09 December12 2019
Diam Bouchage's latest environmental report, published in June 2019, shows excellent results in terms of its carbon footprint. By considering the carbon sequestration by cork oak forests in the analysis of their life cycle, each closure produced actually has a negative carbon footprint!
In 2009, Diam Bouchage implemented an environmental policy that is now perfectly integrated into all its industrial sites. It is a commitment by the company to continuously improve the performance of its production tools.‘The cork that we work with every day is a noble, natural material... we understand the importance of preserving our beautiful planet. The willingness to work for the future, that extends beyond compliance with regulations, is at the forefront of all our developments.’ Dominique Tourneix, Managing Director
The carbon footprint of Diam and Mytik closures is calculated from the sourcing of raw materials to the factory exit of the finished products. It also reflects the exceptional carbon sequestration capacity of cork oaks, in compliance with the recommendations of the European Commission.
Cork oak forests are carbon sinks, capturing CO2 through photosynthesis. According to experts, this carbon sequestration is estimated to be in the order of 10 to 15 tonnes of CO2 per tonne of harvested cork.
A Diam closure for still wine and a Mytik closure for sparkling wine contribute 150g and 250g of CO2 respectively; that is 6 to 8 times more than the emissions resulting from their production.
In total, a Diam closure produces -124g EqCo2, and a Mytik closure, -218g EqCo2; these figures also have an impact on the carbon footprint of the winegrowers who use these closures!‘Using cork is a long-term contribution to climate change mitigation.
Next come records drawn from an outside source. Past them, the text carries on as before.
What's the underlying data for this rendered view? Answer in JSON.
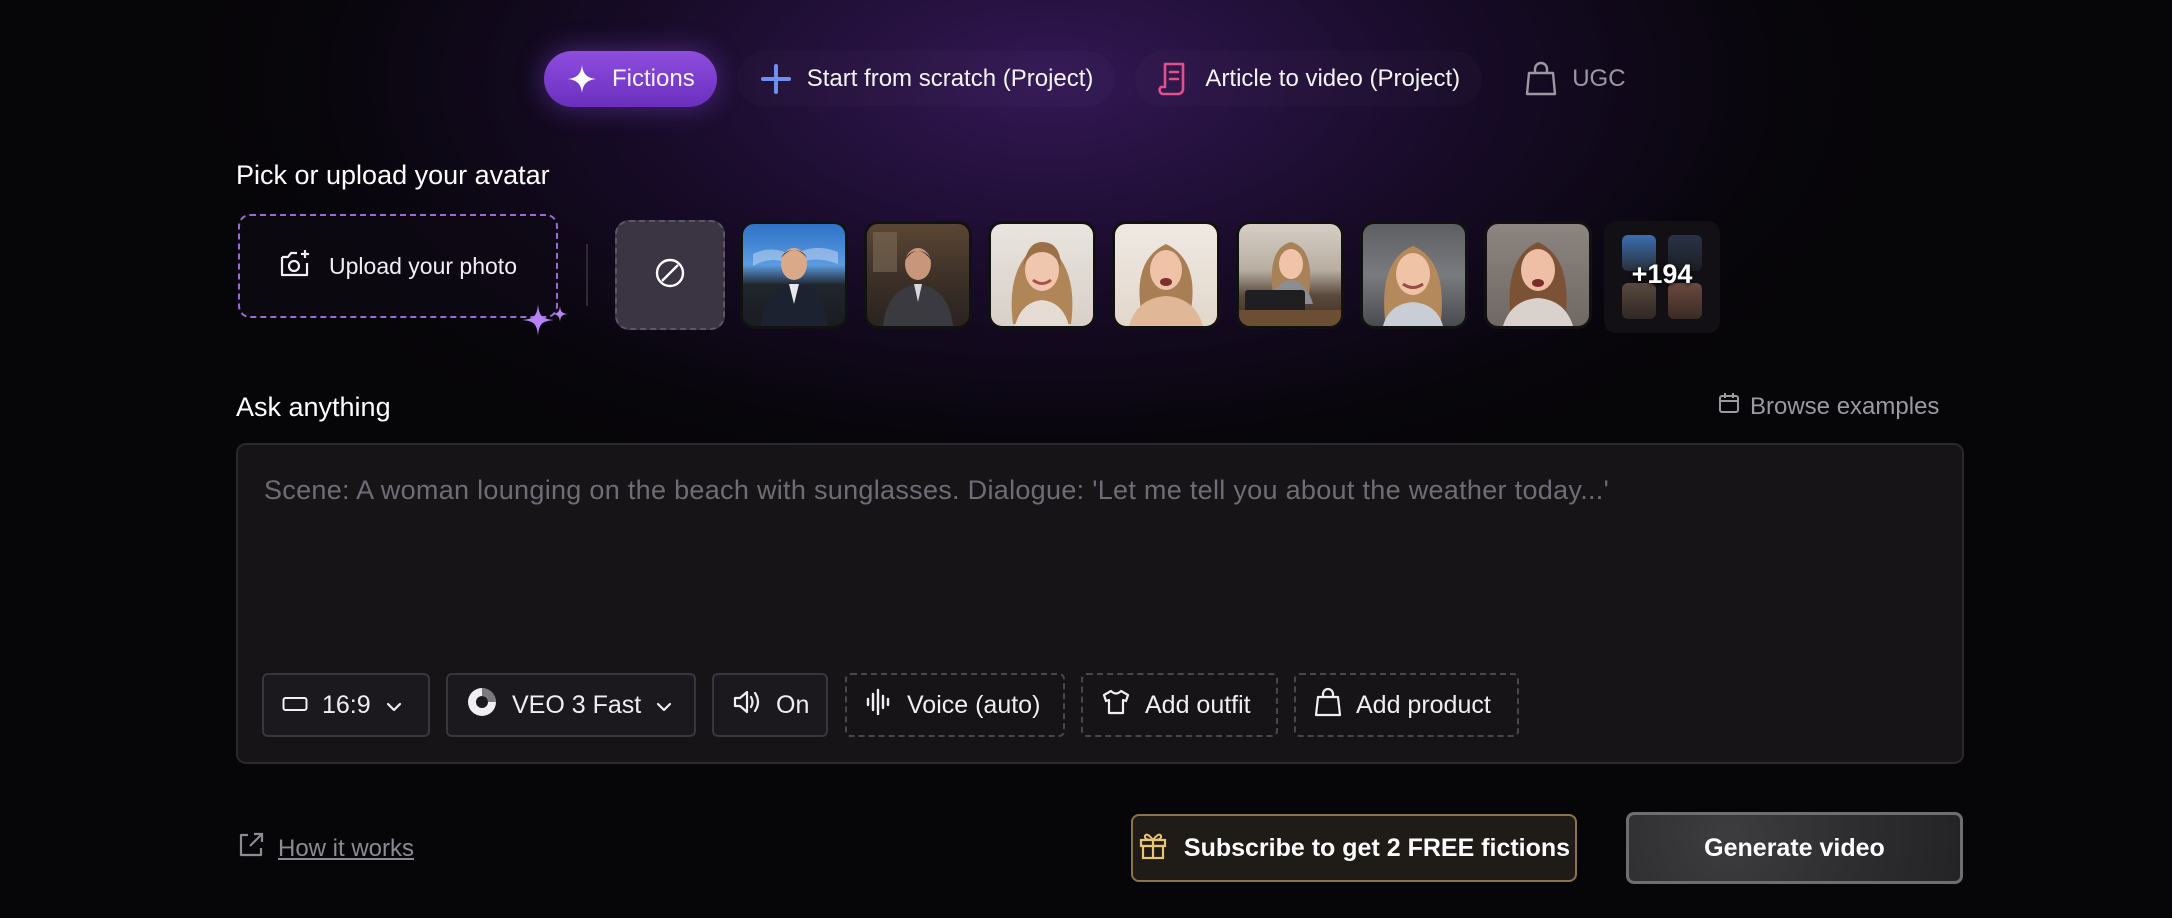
{
  "tabs": [
    {
      "label": "Fictions",
      "icon": "sparkle-icon",
      "active": true
    },
    {
      "label": "Start from scratch (Project)",
      "icon": "plus-icon"
    },
    {
      "label": "Article to video (Project)",
      "icon": "document-icon"
    },
    {
      "label": "UGC",
      "icon": "shopping-bag-icon"
    }
  ],
  "avatar_section": {
    "title": "Pick or upload your avatar",
    "upload_label": "Upload your photo",
    "more_count": "+194"
  },
  "prompt_section": {
    "title": "Ask anything",
    "browse_label": "Browse examples",
    "placeholder": "Scene: A woman lounging on the beach with sunglasses. Dialogue: 'Let me tell you about the weather today...'"
  },
  "controls": {
    "aspect_ratio": "16:9",
    "model": "VEO 3 Fast",
    "audio": "On",
    "voice": "Voice (auto)",
    "outfit": "Add outfit",
    "product": "Add product"
  },
  "footer": {
    "how_it_works": "How it works",
    "subscribe": "Subscribe to get 2 FREE fictions",
    "generate": "Generate video"
  },
  "colors": {
    "accent_purple": "#7b3fd0",
    "plus_blue": "#6f8ff0",
    "doc_pink": "#e0508a",
    "upload_border": "#9a6bd6"
  }
}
This is not the case for other solutions using plant polymers from fast-moving crops such as sugar cane, where the captured CO2 is released back into the atmosphere well before the 100-year mark called for by environmental standards.’ Joaquin Herreros, QSE
Diam Bouchage is increasingly involved in sustainable development and social responsibility initiatives; the development of Origine by Diam, a bio-sourced closure, and the revival of the French cork industry being excellent illustrations of this.